== DATASET RECORDS ==

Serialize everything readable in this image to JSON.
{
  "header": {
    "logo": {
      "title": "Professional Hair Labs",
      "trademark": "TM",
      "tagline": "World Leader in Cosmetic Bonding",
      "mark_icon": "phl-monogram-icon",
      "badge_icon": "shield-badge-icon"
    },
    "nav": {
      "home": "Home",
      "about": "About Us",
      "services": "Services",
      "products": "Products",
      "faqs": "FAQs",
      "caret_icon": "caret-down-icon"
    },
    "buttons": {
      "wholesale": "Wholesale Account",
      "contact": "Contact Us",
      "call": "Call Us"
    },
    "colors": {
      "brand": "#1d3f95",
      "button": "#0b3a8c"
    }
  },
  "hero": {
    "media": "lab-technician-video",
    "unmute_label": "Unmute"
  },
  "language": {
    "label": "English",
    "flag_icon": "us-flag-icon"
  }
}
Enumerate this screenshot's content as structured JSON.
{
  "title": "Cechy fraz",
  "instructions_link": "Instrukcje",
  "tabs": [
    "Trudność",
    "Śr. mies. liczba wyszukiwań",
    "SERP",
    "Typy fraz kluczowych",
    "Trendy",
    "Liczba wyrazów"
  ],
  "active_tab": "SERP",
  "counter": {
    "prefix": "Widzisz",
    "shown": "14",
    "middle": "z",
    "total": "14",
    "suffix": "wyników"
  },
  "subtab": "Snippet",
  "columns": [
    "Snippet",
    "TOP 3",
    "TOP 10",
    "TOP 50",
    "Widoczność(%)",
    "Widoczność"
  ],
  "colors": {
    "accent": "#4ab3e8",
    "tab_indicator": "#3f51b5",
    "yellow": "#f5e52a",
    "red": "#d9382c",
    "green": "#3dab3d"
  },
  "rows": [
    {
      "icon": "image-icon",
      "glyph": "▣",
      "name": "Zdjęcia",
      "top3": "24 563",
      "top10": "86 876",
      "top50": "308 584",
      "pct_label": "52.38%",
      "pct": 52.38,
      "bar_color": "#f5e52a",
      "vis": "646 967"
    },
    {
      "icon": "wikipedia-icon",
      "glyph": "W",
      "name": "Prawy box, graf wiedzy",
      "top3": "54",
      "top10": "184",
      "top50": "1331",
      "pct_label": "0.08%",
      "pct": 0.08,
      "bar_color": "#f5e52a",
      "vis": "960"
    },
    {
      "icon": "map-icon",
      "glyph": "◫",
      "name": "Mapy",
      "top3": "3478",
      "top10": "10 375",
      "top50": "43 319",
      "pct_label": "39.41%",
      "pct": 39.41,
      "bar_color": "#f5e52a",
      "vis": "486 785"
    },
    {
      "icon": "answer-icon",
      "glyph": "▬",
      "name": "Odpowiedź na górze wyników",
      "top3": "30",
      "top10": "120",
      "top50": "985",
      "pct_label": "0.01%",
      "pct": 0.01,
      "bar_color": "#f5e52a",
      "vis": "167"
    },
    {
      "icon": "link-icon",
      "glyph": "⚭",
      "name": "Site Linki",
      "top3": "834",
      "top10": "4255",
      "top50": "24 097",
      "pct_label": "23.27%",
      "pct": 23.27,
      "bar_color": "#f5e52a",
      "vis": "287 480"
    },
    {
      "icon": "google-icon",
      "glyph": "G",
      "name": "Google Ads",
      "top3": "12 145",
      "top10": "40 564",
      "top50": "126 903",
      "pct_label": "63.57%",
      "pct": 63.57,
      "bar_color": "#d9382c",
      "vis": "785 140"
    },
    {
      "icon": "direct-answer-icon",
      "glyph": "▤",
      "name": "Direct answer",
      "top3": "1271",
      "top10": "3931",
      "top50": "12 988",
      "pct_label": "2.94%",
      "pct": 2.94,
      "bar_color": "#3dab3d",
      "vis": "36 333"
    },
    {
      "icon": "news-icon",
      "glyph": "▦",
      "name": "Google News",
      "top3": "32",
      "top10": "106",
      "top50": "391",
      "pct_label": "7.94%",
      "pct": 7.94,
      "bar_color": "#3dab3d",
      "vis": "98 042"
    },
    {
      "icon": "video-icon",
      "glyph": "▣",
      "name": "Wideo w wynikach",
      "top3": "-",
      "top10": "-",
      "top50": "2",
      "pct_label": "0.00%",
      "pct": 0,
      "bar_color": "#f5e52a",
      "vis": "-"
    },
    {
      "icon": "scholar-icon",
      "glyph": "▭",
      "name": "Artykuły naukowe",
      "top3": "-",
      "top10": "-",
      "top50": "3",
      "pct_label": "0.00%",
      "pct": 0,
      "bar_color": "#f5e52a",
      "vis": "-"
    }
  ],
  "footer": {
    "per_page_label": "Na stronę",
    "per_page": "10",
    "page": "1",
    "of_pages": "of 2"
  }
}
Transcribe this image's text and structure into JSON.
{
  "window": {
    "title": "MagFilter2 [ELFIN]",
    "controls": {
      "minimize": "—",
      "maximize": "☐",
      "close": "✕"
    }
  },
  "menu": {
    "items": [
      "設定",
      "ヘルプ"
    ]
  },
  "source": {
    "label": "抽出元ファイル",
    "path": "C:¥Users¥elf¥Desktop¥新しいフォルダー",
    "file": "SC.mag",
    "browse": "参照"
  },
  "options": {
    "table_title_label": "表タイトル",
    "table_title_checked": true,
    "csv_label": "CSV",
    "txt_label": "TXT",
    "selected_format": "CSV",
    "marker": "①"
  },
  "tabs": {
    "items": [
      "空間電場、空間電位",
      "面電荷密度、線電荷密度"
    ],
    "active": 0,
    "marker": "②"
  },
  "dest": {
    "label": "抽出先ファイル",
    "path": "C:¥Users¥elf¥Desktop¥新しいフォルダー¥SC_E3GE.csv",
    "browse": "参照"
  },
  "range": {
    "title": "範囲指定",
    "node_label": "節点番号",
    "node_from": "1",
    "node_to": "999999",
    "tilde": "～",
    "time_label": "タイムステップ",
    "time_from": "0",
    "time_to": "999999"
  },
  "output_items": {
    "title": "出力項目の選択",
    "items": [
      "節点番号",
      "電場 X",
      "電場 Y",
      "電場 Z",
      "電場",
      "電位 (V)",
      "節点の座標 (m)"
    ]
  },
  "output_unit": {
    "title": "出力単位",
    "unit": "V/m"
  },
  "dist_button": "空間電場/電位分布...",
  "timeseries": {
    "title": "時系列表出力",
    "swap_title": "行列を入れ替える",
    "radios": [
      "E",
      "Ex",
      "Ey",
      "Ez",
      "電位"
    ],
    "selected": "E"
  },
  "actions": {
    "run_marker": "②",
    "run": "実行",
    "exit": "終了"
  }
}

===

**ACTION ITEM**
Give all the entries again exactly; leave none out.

**WRITTEN ANSWER**
Serialize everything readable in this image to JSON.
{
  "header": {
    "logo": {
      "title": "Professional Hair Labs",
      "trademark": "TM",
      "tagline": "World Leader in Cosmetic Bonding",
      "mark_icon": "phl-monogram-icon",
      "badge_icon": "shield-badge-icon"
    },
    "nav": {
      "home": "Home",
      "about": "About Us",
      "services": "Services",
      "products": "Products",
      "faqs": "FAQs",
      "caret_icon": "caret-down-icon"
    },
    "buttons": {
      "wholesale": "Wholesale Account",
      "contact": "Contact Us",
      "call": "Call Us"
    },
    "colors": {
      "brand": "#1d3f95",
      "button": "#0b3a8c"
    }
  },
  "hero": {
    "media": "lab-technician-video",
    "unmute_label": "Unmute"
  },
  "language": {
    "label": "English",
    "flag_icon": "us-flag-icon"
  }
}
Enumerate this screenshot's content as structured JSON.
{
  "title": "Cechy fraz",
  "instructions_link": "Instrukcje",
  "tabs": [
    "Trudność",
    "Śr. mies. liczba wyszukiwań",
    "SERP",
    "Typy fraz kluczowych",
    "Trendy",
    "Liczba wyrazów"
  ],
  "active_tab": "SERP",
  "counter": {
    "prefix": "Widzisz",
    "shown": "14",
    "middle": "z",
    "total": "14",
    "suffix": "wyników"
  },
  "subtab": "Snippet",
  "columns": [
    "Snippet",
    "TOP 3",
    "TOP 10",
    "TOP 50",
    "Widoczność(%)",
    "Widoczność"
  ],
  "colors": {
    "accent": "#4ab3e8",
    "tab_indicator": "#3f51b5",
    "yellow": "#f5e52a",
    "red": "#d9382c",
    "green": "#3dab3d"
  },
  "rows": [
    {
      "icon": "image-icon",
      "glyph": "▣",
      "name": "Zdjęcia",
      "top3": "24 563",
      "top10": "86 876",
      "top50": "308 584",
      "pct_label": "52.38%",
      "pct": 52.38,
      "bar_color": "#f5e52a",
      "vis": "646 967"
    },
    {
      "icon": "wikipedia-icon",
      "glyph": "W",
      "name": "Prawy box, graf wiedzy",
      "top3": "54",
      "top10": "184",
      "top50": "1331",
      "pct_label": "0.08%",
      "pct": 0.08,
      "bar_color": "#f5e52a",
      "vis": "960"
    },
    {
      "icon": "map-icon",
      "glyph": "◫",
      "name": "Mapy",
      "top3": "3478",
      "top10": "10 375",
      "top50": "43 319",
      "pct_label": "39.41%",
      "pct": 39.41,
      "bar_color": "#f5e52a",
      "vis": "486 785"
    },
    {
      "icon": "answer-icon",
      "glyph": "▬",
      "name": "Odpowiedź na górze wyników",
      "top3": "30",
      "top10": "120",
      "top50": "985",
      "pct_label": "0.01%",
      "pct": 0.01,
      "bar_color": "#f5e52a",
      "vis": "167"
    },
    {
      "icon": "link-icon",
      "glyph": "⚭",
      "name": "Site Linki",
      "top3": "834",
      "top10": "4255",
      "top50": "24 097",
      "pct_label": "23.27%",
      "pct": 23.27,
      "bar_color": "#f5e52a",
      "vis": "287 480"
    },
    {
      "icon": "google-icon",
      "glyph": "G",
      "name": "Google Ads",
      "top3": "12 145",
      "top10": "40 564",
      "top50": "126 903",
      "pct_label": "63.57%",
      "pct": 63.57,
      "bar_color": "#d9382c",
      "vis": "785 140"
    },
    {
      "icon": "direct-answer-icon",
      "glyph": "▤",
      "name": "Direct answer",
      "top3": "1271",
      "top10": "3931",
      "top50": "12 988",
      "pct_label": "2.94%",
      "pct": 2.94,
      "bar_color": "#3dab3d",
      "vis": "36 333"
    },
    {
      "icon": "news-icon",
      "glyph": "▦",
      "name": "Google News",
      "top3": "32",
      "top10": "106",
      "top50": "391",
      "pct_label": "7.94%",
      "pct": 7.94,
      "bar_color": "#3dab3d",
      "vis": "98 042"
    },
    {
      "icon": "video-icon",
      "glyph": "▣",
      "name": "Wideo w wynikach",
      "top3": "-",
      "top10": "-",
      "top50": "2",
      "pct_label": "0.00%",
      "pct": 0,
      "bar_color": "#f5e52a",
      "vis": "-"
    },
    {
      "icon": "scholar-icon",
      "glyph": "▭",
      "name": "Artykuły naukowe",
      "top3": "-",
      "top10": "-",
      "top50": "3",
      "pct_label": "0.00%",
      "pct": 0,
      "bar_color": "#f5e52a",
      "vis": "-"
    }
  ],
  "footer": {
    "per_page_label": "Na stronę",
    "per_page": "10",
    "page": "1",
    "of_pages": "of 2"
  }
}
Transcribe this image's text and structure into JSON.
{
  "window": {
    "title": "MagFilter2 [ELFIN]",
    "controls": {
      "minimize": "—",
      "maximize": "☐",
      "close": "✕"
    }
  },
  "menu": {
    "items": [
      "設定",
      "ヘルプ"
    ]
  },
  "source": {
    "label": "抽出元ファイル",
    "path": "C:¥Users¥elf¥Desktop¥新しいフォルダー",
    "file": "SC.mag",
    "browse": "参照"
  },
  "options": {
    "table_title_label": "表タイトル",
    "table_title_checked": true,
    "csv_label": "CSV",
    "txt_label": "TXT",
    "selected_format": "CSV",
    "marker": "①"
  },
  "tabs": {
    "items": [
      "空間電場、空間電位",
      "面電荷密度、線電荷密度"
    ],
    "active": 0,
    "marker": "②"
  },
  "dest": {
    "label": "抽出先ファイル",
    "path": "C:¥Users¥elf¥Desktop¥新しいフォルダー¥SC_E3GE.csv",
    "browse": "参照"
  },
  "range": {
    "title": "範囲指定",
    "node_label": "節点番号",
    "node_from": "1",
    "node_to": "999999",
    "tilde": "～",
    "time_label": "タイムステップ",
    "time_from": "0",
    "time_to": "999999"
  },
  "output_items": {
    "title": "出力項目の選択",
    "items": [
      "節点番号",
      "電場 X",
      "電場 Y",
      "電場 Z",
      "電場",
      "電位 (V)",
      "節点の座標 (m)"
    ]
  },
  "output_unit": {
    "title": "出力単位",
    "unit": "V/m"
  },
  "dist_button": "空間電場/電位分布...",
  "timeseries": {
    "title": "時系列表出力",
    "swap_title": "行列を入れ替える",
    "radios": [
      "E",
      "Ex",
      "Ey",
      "Ez",
      "電位"
    ],
    "selected": "E"
  },
  "actions": {
    "run_marker": "②",
    "run": "実行",
    "exit": "終了"
  }
}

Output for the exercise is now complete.